On the bright side, another CDC report has found that the prevalence of US adults with high levels of LDL (bad) cholesterol dropped by about one-third from 1999-2000 to 2005-2006. Using data from the National Health and Nutrition Examination Survey (NHANES) on a sampling of 7,044 participants age 20 or older, CDC scientists calculated that the percentage of those with high LDL levels declined from 31.5% to 21.2%. The prevalence varied substantially by risk category, with those at highest risk due to cardiovascular conditions or diabetes declining from 69.4% with high LDL to 58.9%.

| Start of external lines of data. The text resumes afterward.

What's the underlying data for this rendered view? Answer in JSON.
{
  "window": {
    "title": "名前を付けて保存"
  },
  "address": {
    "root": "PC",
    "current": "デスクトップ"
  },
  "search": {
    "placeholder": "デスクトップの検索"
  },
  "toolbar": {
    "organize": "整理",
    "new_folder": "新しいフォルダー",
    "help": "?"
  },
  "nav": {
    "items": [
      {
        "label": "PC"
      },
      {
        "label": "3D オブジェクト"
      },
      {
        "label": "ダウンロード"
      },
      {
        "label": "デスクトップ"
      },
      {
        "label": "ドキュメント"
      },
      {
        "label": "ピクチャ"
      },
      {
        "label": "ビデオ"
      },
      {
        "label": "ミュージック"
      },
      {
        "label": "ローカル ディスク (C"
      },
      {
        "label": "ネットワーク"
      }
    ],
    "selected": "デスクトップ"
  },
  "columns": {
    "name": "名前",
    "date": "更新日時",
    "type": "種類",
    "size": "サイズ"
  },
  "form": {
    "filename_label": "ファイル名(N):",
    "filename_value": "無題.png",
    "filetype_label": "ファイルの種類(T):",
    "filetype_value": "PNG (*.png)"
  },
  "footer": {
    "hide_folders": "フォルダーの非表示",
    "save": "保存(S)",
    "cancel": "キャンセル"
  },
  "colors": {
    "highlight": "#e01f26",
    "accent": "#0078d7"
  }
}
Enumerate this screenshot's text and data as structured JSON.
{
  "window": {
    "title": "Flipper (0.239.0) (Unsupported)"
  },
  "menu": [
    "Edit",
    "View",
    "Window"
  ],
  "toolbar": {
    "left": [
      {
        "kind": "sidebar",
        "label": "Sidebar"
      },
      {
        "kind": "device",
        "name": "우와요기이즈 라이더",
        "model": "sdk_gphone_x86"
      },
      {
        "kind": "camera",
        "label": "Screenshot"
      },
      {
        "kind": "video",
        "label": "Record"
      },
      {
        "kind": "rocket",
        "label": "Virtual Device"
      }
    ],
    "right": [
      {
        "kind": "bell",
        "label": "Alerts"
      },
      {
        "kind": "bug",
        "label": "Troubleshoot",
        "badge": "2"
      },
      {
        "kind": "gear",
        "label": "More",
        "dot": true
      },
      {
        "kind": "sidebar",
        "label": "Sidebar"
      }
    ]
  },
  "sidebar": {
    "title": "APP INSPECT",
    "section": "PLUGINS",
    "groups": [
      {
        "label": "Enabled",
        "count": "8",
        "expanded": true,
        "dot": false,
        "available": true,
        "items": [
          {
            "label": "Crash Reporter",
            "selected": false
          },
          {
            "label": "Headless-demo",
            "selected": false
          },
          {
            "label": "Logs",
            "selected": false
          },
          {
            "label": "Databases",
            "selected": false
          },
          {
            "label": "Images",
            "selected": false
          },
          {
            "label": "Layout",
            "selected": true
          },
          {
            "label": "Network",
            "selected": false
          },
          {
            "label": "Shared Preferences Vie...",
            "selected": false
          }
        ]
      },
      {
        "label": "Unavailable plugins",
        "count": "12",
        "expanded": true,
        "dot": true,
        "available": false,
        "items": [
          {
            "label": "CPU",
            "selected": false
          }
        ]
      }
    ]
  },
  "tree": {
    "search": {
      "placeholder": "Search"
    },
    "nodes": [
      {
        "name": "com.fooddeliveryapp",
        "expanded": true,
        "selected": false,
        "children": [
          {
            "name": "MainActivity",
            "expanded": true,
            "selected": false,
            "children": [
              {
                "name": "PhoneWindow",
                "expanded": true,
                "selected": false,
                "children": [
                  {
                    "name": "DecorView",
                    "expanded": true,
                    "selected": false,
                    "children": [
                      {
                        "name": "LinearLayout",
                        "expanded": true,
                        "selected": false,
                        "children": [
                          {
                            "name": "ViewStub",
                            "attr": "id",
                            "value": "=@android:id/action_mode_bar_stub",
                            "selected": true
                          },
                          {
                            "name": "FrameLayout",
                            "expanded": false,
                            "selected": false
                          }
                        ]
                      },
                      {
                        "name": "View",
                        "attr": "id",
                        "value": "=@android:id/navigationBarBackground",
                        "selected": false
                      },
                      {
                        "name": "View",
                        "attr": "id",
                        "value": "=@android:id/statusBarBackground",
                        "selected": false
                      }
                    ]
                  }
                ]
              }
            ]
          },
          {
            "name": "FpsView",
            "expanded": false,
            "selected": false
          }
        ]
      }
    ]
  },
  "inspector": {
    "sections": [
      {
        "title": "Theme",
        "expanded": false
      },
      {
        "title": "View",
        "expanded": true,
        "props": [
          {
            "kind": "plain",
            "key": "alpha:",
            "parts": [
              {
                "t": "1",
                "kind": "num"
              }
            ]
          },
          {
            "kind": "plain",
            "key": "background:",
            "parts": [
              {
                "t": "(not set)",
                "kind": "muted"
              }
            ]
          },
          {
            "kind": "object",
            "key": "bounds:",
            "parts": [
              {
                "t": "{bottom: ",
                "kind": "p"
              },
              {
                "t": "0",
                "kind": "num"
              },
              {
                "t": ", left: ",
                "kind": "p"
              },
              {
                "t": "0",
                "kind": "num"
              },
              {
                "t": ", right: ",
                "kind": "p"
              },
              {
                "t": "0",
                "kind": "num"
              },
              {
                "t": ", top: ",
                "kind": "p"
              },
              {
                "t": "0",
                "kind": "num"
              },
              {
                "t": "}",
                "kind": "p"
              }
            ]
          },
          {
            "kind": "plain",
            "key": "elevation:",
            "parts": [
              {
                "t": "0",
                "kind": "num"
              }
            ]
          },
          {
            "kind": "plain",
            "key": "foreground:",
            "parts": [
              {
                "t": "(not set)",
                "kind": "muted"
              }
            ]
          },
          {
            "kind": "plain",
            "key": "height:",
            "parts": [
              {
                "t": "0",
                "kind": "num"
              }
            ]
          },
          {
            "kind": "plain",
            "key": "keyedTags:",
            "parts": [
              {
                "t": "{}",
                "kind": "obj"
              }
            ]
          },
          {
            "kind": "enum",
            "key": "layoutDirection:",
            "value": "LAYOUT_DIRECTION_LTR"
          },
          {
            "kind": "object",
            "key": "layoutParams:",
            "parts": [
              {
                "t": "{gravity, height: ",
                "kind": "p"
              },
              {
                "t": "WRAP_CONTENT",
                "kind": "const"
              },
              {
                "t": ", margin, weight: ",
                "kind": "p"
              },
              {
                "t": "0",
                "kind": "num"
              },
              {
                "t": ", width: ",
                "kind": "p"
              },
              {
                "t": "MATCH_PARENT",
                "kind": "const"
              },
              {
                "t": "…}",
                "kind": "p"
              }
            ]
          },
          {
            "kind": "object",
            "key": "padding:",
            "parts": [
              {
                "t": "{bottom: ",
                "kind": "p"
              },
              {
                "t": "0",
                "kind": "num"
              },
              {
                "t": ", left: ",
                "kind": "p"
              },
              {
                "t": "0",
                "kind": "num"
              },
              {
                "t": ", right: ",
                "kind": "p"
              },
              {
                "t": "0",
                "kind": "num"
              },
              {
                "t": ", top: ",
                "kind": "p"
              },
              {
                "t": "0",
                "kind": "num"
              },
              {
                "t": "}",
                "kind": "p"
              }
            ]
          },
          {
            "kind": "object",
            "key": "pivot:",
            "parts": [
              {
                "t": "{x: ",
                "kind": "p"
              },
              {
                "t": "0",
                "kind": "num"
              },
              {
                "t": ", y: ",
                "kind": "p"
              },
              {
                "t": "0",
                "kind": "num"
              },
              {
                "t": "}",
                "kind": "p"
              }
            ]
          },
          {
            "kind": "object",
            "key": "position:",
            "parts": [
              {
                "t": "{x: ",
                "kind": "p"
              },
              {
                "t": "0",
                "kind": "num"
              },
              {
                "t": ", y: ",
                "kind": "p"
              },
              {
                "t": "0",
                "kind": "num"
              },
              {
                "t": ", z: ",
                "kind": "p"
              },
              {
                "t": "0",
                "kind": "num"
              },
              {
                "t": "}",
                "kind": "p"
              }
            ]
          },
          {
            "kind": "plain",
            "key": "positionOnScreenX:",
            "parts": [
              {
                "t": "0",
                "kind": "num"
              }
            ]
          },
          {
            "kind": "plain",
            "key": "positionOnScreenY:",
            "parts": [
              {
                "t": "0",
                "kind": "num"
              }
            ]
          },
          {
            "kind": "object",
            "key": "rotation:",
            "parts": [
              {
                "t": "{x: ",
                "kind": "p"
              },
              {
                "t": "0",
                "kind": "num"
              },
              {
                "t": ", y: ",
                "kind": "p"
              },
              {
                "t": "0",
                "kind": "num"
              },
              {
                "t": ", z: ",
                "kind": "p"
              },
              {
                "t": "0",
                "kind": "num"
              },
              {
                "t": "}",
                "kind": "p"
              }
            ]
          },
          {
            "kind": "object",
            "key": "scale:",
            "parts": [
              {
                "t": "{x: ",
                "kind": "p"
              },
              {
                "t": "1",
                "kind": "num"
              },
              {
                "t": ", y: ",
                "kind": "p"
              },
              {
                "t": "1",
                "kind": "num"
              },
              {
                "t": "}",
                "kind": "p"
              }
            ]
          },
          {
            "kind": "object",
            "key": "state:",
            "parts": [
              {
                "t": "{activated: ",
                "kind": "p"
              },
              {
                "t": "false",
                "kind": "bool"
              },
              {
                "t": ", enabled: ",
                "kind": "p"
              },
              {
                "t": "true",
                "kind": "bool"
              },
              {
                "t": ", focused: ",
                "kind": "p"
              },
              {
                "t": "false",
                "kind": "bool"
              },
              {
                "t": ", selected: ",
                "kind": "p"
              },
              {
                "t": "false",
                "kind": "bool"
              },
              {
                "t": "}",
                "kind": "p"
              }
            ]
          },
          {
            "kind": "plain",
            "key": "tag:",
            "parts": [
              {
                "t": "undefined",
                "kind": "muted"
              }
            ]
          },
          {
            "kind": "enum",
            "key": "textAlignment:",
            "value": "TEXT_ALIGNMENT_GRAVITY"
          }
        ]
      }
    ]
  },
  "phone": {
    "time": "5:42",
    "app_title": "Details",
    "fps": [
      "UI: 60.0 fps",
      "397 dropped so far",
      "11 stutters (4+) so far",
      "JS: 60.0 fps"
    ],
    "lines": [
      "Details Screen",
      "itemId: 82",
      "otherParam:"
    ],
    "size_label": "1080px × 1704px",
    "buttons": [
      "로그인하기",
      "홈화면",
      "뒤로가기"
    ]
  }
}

About one-fifth of those in the high-risk category who could be taking cholesterol medications such as statins were not receiving such treatment, the study warned. Overall, however, selfreported use of such medications rose from 8% to 13.4%. Screening for unhealthy cholesterol levels didnt change significantly, remaining at less than 70%.